The visit suggests the Saudi government is pursuing a more balanced approach to the U.S.-Russian rivalry, a move that poses strategic questions for Washington. Saudi Arabia is one of the United States’ closest allies in the Arab world, and it has traditionally been aligned against Russia, dating back to Saudi Arabia’s support for anti-Soviet mujahideen in Afghanistan in the 1980s. Along with other Gulf states, the Saudis embraced the election of President Donald Trump, who they hoped would end years of friction with President Barack Obama, whose initial embrace of the Arab Spring uprisings, mild prodding on human rights, and nuclear diplomacy with Iran alienated the autocratic regimes along the Persian Gulf.
Yet, despite feteing Trump during the president’s first foreign voyage in May, the Saudi government’s enthusiasm has faded as the Trump administration has struggled to find ways to check the expansion of Iran’s influence on the ground in the region. Pro-Iranian militias are playing a key in the battle to degrade the Islamic State in Iraq.
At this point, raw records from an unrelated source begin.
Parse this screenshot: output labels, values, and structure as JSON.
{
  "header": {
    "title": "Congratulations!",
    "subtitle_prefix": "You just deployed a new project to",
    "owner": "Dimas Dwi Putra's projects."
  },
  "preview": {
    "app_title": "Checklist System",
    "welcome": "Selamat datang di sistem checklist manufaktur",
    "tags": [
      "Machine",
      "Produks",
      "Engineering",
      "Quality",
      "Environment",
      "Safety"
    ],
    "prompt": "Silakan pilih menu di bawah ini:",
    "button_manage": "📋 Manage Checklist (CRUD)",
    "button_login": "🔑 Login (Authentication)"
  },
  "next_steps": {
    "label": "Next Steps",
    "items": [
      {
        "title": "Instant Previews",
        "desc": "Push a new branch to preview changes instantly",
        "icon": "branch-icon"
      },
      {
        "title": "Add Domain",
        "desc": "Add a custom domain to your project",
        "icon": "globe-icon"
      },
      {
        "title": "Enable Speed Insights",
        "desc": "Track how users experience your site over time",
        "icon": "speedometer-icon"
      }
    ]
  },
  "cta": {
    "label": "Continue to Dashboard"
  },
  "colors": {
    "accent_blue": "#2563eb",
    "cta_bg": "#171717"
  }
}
Iran also sent its forces to aid the Assad regime in Syria. In June Saudi Arabia led a quartet of countries imposing sanctions on neighboring Qatar, demanding that the tiny nation end its unusually warm ties with Iran, but the dispute settled into a standoff.
“It’s not necessarily an indication that they’re moving away from the United States, but I think they’re hedging their bets a little bit on the U.S.,” says Gerald Feierstein, the former U.S. ambassador to Yemen and the current director of Gulf affairs at the Middle East Institute in Washington. “They want to make sure that they’ve got a number of different addresses that they can visit to pursue their own interests,” he said.
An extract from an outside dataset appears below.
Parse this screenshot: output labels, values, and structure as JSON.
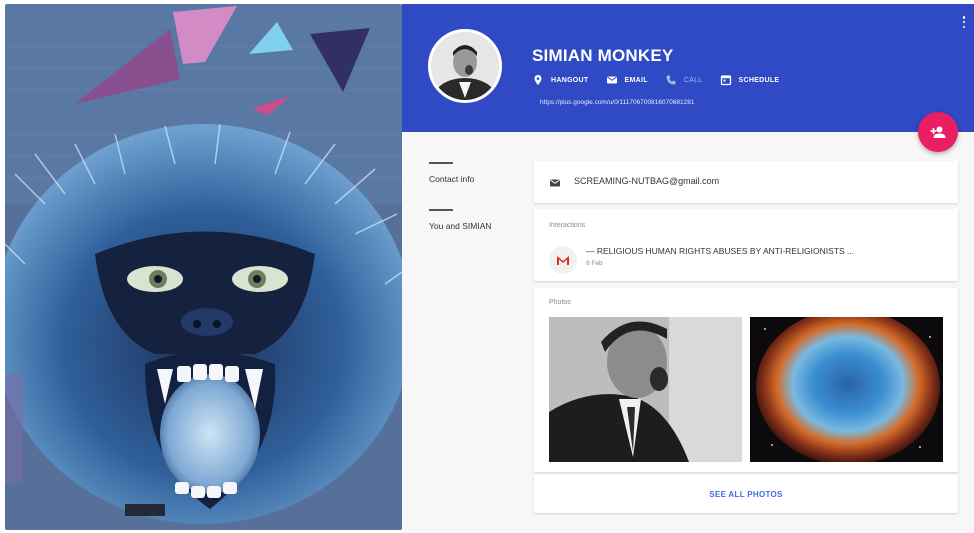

The shifting Saudi Arabia-Russia relationship is also a stark illustration of how regional powers are dealing with a new phase of the conflict in Syria. With Russian and Iranian backing, the Assad regime has ensured its own survival inside a rump state within Syria. The armed rebellion against Assad is now confined to isolated enclaves in Syria’s northwest, southwest, and the outskirts of Damascus. The United States and the United Kingdom also recently ended clandestine programs that had provided aid to the rebels. Analysts say that Russia’s ability to outflank western powers in Syria is reshaping the face of the region.
“Russia’s resilience in the face of such efforts has been strengthened by the lack of serious Western action to push for political change in Syria. These dynamics have come to define a new balance of power in the Middle East,” says Lina Khatib, the head of the Middle East and North Africa Program at Chatham House in London. “Arab states are now faced with the challenge of maintaining their relevance in the face of this change, and this means needing to keep lines of communication with Russia open.”
One mystery about the King’s visit was why the kingdom’s other high-profile leader, his 32-year-old son and newly appointed Crown Prince Mohammed Bin Salman, did not join him on the trip. He had been expected to attend the high-stakes diplomatic mission, which offered an opportunity to demonstrate his legitimacy as a future head of state.
A bulletin on Saudi Arabia’s official news agency gave no explanation why the crown prince did not travel with the king, saying only that he had tasked Mohammed Bin Salman with managing the state’s affairs in his absence.